Home » Reviews » Alternative » How To Avoid Making An Entrance Of Yourself, Tristan Bates Theatre – Review
Credit: Dot Howard
Credit: Dot Howard

How To Avoid Making An Entrance Of Yourself, Tristan Bates Theatre – Review

Pros: Brave performance from a fragile performer, witty and engaging.

Cons: At times it feels too much like an art installation rather than a theatre performance.

Pros: Brave performance from a fragile performer, witty and engaging. Cons: At times it feels too much like an art installation rather than a theatre performance. Imagine being a nervous female artist who is not comfortable performing in front of anyone on her own. Imagine now deciding to exorcise your awkward demons while sharing your life story, hopes and fears, live on stage in front of an audience… on your own. Brave? Crazy? This is what visual artist Dot Howard presents us with in How To Make An Entrance Of Yourself, and it is certainly challenging for both audience…

Summary

rating

Good

A challenging and interesting idea courageously performed, if not to everyone’s taste.

User Rating: 4.45 ( 1 votes)
Imagine being a nervous female artist who is not comfortable performing in front of anyone on her own. Imagine now deciding to exorcise your awkward demons while sharing your life story, hopes and fears, live on stage in front of an audience… on your own. Brave? Crazy? This is what visual artist Dot Howard presents us with in How To Make An Entrance Of Yourself, and it is certainly challenging for both audience and performer.

Showing as part of the FIRST 2014 Festival of solo performances at the Tristan Bates Theatre, Dot’s cathartic trawl through her life gets off to an intentionally shaky start. An unmanned roller skate hesitantly rolls across the stage announcing her arrival on to a small set she calls a ‘black box experience’. The stage is sparsely lit and dressed with screens, a clothes rail full of red dresses and colourful signs including a cryptic ‘Tonight Matthew, I Am Going To Be…’. Colour is important to Dot, as it would be to all artists, and red in particular. Dot sees anxiety as red and therefore red is everywhere.

This isn’t strictly a solo performance, as throughout there is an unnamed assistant who multi-tasks at Dot’s behest. She partly gives a sign-language interpretation of Dot’s narration – playfully called a sign-a-long – while working the laptop for visuals, handing out charcoal and paper, and managing the audience participation. Oh yes and climbing into a bag, racing Dot to see who can get in and zip themselves up first.
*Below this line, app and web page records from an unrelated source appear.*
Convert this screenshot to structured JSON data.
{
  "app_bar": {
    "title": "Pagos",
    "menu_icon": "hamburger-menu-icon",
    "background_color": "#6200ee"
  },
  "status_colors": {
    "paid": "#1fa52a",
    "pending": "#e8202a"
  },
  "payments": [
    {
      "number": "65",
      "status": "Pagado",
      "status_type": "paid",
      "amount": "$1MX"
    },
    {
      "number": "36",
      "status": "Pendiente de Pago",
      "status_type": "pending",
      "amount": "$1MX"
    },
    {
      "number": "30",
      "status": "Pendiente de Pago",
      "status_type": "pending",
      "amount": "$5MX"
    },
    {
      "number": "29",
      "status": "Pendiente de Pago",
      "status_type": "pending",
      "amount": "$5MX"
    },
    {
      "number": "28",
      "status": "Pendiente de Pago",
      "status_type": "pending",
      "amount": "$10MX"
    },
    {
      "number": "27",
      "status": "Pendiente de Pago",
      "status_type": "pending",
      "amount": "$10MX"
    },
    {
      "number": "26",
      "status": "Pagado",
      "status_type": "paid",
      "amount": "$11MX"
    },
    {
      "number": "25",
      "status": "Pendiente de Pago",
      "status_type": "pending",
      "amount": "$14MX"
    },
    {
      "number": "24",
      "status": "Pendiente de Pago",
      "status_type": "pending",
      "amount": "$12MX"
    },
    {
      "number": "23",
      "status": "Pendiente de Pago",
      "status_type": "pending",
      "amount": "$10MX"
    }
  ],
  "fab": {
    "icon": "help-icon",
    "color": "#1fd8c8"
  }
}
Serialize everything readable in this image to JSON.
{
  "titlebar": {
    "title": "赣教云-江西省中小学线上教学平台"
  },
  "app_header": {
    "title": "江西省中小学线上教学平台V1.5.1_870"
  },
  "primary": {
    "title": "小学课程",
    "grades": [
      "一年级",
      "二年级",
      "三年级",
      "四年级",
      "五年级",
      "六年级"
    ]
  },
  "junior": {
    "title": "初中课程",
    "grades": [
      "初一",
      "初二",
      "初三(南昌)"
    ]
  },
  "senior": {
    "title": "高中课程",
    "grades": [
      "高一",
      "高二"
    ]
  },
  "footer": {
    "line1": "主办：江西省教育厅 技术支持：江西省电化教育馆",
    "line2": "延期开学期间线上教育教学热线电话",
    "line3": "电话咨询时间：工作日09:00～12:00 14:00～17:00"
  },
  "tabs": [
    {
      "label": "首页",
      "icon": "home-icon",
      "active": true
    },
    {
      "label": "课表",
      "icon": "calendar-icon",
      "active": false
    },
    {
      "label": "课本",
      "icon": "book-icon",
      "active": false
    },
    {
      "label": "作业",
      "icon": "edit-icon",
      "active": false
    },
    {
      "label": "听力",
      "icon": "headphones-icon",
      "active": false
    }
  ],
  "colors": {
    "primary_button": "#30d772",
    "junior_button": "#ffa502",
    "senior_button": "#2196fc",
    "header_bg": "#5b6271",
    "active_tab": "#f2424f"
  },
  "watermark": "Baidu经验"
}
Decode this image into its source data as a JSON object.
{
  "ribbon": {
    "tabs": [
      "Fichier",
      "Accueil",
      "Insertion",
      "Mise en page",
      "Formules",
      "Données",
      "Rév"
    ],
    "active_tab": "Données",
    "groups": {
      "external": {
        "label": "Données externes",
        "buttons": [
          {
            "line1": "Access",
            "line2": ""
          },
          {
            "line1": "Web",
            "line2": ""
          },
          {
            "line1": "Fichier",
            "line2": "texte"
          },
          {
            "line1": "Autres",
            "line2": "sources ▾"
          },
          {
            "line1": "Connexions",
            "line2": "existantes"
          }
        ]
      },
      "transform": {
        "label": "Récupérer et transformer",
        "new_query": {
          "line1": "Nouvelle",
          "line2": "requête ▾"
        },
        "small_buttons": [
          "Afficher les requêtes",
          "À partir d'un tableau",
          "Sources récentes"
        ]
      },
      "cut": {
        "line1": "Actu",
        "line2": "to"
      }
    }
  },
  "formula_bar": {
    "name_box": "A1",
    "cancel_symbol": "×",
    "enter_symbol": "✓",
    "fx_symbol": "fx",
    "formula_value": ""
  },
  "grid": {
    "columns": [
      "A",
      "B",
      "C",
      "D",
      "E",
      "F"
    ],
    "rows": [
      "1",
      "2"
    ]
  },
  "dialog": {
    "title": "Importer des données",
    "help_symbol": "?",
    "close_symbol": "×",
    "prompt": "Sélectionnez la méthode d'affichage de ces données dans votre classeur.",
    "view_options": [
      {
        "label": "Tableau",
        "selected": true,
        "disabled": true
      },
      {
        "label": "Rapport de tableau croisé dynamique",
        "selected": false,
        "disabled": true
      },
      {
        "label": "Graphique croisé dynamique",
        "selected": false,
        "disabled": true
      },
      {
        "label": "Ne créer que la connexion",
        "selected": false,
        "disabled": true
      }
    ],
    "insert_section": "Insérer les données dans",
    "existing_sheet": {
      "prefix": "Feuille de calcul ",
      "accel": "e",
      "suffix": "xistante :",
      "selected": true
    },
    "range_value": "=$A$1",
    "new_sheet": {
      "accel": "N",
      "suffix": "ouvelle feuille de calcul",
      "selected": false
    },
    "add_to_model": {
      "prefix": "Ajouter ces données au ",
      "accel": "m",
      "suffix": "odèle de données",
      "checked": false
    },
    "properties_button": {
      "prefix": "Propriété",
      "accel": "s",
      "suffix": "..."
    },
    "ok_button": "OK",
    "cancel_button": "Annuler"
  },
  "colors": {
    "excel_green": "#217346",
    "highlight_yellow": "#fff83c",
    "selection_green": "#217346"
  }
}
It clearly takes some doing to get Dot to perform. However, it is with the narration throughout that she seems more assured and confident. Timed pauses for punchlines and neat one-liners pepper a meditation on her fear of being seen and her life experience so far. Dot is keen for this to be a two-way experience. She asks us to close our eyes and imagine we’re at school, ready for the next scene; she suggests we stand up if we can’t see her rolling around on the floor, and she invites us to ‘draw the artist as performer’ – a particularly challenging task for some of us who only went to art classes to meet girls. Fortunately, on this occasion, the audience responded and immersed itself into her world. However, at times the show feels more like an Art School graduate project rather than a theatre experience for paying customers, a piece featuring a paper bag on the performer’s head to the soundtrack of Jacques Brel’s If You Go Away sung in German being a notable example.

In this show everything is a metaphor. Perhaps Dot lives her life that way, seeing all life experience as allegory. This provides her with plenty of content and in an intimate setting, the show is entertaining.

The headline notes for the show announce an absurd account of a career in fear of audiences. There is certainly an absurdist element to Dot’s work, as most of the characters in absurdist drama tend to be lost and floating in an incomprehensible universe. There is a nice bookend with her uncertain entry onto the stage and her uncertain entry into the world. All in all, this was a brave performance with some nice elements, although it may not be to everyone’s taste.

Created and performed by: Dot Howard

Box Office: 020 7240 6283

Booking Link: http://www.tristanbatestheatre.co.uk/
Booking Until: FIRST 2014 Festival runs until 19th April 2014.

About Paul Anderson

Paul Anderson
Paul spends most of his life in the dark either watching films or at the theatre. When he isn’t in the dark he can be found reading books, eating cake and watching cricket - usually at the same time - listening to opera, The Handsome Family and The Ramones. He has a passion for the Arts and has been working in radio so long he remembers when a crystal set had nothing to do with Breaking Bad.